A common mistake I see many make in their intentions, amplified this time every frigging year to the point of pathetic, is charging full on with exaggerated strides and a punitive flurry towards whatever aspirations they have, only to crash into burnout and frustration, followed by excuses and quitting.  One should not feel too bad if this sounds familiar as our culture uses every trick it has to suggest to us that is the correct method for near instantaneous results.

That approach doesn’t work. It will never work. Don’t get me wrong, there is a place for intensives and immersing oneself deeply into a practice be it getting in shape, learning a language, overcoming a vice but these are very periodic surges which can not be sustained. What counts, what works, is as Nietzsche said, ”…a long obedience in the same direction, there thereby results, and has always resulted in the long run, something which has made life worth living.” That is the essential thing.

So be it now at the start of this ‘new year’ or any time along your path, here is the best wisdom I can give you to take responsibility for yourself:
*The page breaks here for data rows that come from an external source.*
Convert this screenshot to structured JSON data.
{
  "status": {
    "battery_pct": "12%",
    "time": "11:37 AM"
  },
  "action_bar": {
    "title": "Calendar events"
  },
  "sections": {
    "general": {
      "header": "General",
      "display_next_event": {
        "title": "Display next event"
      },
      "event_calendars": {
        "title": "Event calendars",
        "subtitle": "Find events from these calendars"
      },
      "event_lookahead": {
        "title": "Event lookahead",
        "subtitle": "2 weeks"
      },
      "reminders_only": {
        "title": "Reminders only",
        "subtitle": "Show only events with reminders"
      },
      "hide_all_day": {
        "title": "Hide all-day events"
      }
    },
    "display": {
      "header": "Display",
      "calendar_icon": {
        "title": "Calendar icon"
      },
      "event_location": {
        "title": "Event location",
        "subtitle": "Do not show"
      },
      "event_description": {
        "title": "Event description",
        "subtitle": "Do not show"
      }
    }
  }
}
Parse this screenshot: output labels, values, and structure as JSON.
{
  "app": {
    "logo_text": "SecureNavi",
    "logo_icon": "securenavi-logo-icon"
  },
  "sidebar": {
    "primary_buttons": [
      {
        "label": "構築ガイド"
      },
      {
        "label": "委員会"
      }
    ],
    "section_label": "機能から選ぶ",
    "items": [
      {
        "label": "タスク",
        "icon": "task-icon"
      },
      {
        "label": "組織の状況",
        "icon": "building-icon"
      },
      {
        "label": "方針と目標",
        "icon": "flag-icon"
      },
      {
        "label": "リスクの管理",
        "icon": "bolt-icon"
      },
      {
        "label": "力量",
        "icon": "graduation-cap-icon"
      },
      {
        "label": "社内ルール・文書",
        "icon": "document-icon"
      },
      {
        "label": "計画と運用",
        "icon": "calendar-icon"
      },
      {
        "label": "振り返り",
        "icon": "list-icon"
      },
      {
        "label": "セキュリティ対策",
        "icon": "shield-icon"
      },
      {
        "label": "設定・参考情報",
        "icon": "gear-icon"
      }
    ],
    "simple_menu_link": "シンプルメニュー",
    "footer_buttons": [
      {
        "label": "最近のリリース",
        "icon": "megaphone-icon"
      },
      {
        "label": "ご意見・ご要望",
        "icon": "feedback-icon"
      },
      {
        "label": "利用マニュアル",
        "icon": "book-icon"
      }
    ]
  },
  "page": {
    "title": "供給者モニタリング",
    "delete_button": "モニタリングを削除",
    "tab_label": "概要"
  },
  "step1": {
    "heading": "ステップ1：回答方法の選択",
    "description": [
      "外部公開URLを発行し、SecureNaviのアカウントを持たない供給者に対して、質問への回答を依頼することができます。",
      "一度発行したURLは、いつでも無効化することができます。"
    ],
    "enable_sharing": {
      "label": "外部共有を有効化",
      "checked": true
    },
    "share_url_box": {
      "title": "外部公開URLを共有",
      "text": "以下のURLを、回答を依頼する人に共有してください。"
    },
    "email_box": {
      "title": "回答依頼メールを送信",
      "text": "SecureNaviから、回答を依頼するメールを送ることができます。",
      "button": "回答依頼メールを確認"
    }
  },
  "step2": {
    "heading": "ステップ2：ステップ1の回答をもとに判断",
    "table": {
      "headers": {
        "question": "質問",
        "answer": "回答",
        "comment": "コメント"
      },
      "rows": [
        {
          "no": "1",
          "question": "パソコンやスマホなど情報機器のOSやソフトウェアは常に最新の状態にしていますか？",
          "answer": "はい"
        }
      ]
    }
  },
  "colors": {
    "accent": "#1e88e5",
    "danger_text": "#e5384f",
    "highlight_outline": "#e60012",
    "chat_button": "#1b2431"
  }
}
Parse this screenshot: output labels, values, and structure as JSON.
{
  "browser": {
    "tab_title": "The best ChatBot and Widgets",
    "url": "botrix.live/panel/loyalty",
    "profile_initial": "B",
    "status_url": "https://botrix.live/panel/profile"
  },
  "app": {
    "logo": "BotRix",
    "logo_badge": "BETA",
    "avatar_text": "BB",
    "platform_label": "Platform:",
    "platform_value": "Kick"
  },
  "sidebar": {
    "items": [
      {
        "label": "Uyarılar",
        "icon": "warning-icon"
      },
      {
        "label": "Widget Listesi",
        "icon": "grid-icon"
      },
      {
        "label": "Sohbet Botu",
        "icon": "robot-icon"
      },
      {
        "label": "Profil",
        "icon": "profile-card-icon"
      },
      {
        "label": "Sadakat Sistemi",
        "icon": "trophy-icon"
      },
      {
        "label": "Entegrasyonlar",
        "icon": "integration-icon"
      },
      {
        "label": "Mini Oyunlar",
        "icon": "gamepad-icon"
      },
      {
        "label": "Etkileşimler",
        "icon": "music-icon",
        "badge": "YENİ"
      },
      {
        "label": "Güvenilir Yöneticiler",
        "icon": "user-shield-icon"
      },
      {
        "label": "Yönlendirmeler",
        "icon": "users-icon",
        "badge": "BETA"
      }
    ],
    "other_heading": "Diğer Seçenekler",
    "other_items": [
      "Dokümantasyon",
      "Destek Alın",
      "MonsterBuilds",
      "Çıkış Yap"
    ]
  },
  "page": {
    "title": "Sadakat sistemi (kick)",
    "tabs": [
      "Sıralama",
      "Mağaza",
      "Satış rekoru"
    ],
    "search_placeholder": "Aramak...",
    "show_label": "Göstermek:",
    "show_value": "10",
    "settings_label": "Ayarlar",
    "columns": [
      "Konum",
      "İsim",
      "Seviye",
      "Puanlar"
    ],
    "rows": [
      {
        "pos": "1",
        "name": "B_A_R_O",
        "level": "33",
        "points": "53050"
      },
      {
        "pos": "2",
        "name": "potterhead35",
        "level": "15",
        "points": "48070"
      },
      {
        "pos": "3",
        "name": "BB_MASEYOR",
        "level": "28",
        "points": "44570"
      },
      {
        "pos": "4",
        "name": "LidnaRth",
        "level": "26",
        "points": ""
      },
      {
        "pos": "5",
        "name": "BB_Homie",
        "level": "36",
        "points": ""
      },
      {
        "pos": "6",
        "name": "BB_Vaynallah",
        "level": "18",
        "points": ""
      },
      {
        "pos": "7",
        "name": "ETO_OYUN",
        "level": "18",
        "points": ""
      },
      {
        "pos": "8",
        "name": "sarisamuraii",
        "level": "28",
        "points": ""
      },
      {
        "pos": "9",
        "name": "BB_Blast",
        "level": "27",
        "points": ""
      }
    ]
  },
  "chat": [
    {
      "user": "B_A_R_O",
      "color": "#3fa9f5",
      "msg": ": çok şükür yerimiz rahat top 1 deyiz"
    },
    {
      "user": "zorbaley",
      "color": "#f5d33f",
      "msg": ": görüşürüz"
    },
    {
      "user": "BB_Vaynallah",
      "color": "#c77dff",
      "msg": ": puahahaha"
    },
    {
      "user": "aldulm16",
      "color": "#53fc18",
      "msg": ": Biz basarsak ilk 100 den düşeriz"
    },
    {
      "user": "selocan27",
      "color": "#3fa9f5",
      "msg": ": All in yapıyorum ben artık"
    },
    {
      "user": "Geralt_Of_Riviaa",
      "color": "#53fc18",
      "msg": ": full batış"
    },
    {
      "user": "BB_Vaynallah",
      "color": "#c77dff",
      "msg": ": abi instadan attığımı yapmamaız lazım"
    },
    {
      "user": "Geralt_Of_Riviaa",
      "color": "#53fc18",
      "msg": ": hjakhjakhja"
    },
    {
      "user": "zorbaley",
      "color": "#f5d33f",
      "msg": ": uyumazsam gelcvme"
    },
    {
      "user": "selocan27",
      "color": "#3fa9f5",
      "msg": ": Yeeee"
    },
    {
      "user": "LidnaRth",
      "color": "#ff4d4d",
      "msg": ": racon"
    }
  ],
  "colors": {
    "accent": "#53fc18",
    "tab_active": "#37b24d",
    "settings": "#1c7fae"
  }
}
•Begin with creating a vision of what you want to be, where you want to go, what you want to do. Keep it in your mind, write it down in a journal, draw a picture, put up a poster, all the above, whatever works for you. It should reflect your “life philosophy’.  This vision comes readily. What follows is the interval between this moment and that ‘arrival.’ The key is to Perceive, Behave, Become…as I’ve spoken of on this blog more than once.

•Secondly, consider, even write down what the core values and virtues are which will support your vision and what benefits they will bring.

•Next is putting it all to action. Frankly I’m not impressed with the idea that its all about ‘intention’. Intention is no more than a recipe setting on the counter. One has to start putting together the ingredients and cooking. This is where most people fail. They try to get in shape in a hour, learn spanish in a day, lose 40 pounds of fat in a week of deprivation, shift from the life of a sluggish sloth to a disciplined shaolin warrior overnight. This is not a life giving empowering discipline that will purify and build. This is punitive ignorance on a trajectory of failure. True discipline liberates. It will enable more joy, more accomplishment, more happiness. You should feel its energizing effect. If you are feeling defeated and dread you have likely pushed too hard too much too soon.

Incremental Progression/Kaizen: This is the means by which you get from here to there. Steps, usually very small steps are the means to the summit. Consistency, Fortitude, Continuity… the Long Obedience. Set this out and stay consistent, break down the steps. This is the sure fire way to move towards that summit and become the person you have envisioned. Know that it won’t be a straight line or always one pace. Keep facing that direction and keep moving no matter the experience of setbacks.

An exercise from the ancient Stoics you might find helpful:

Seize the Day

Morning ~ Begin each day as you arise out of bed with a Carpe diem attitude. Take the time early in your morning flow to set down and reflect upon a quote or reading to infuse your day. You might even consider some time in meditation to let it percolate into your consciousness. Next look ahead and think on what you want to accomplish that day and more importantly how you will be. How you will respond to the challenges, difficult people and situations, your own finitude, and any curves balls that might occur.

Evening ~ At the end of your day right before you retire to bed take a few minutes again and think upon or even write down how you did that day without loathing for any slips on the path. They are no more than fodder to produce improvement. Secondly, look ahead and resolve how you will practice and live out your vision the next day.

Here is to your excellence for every day in the year ahead. -Coach Sheader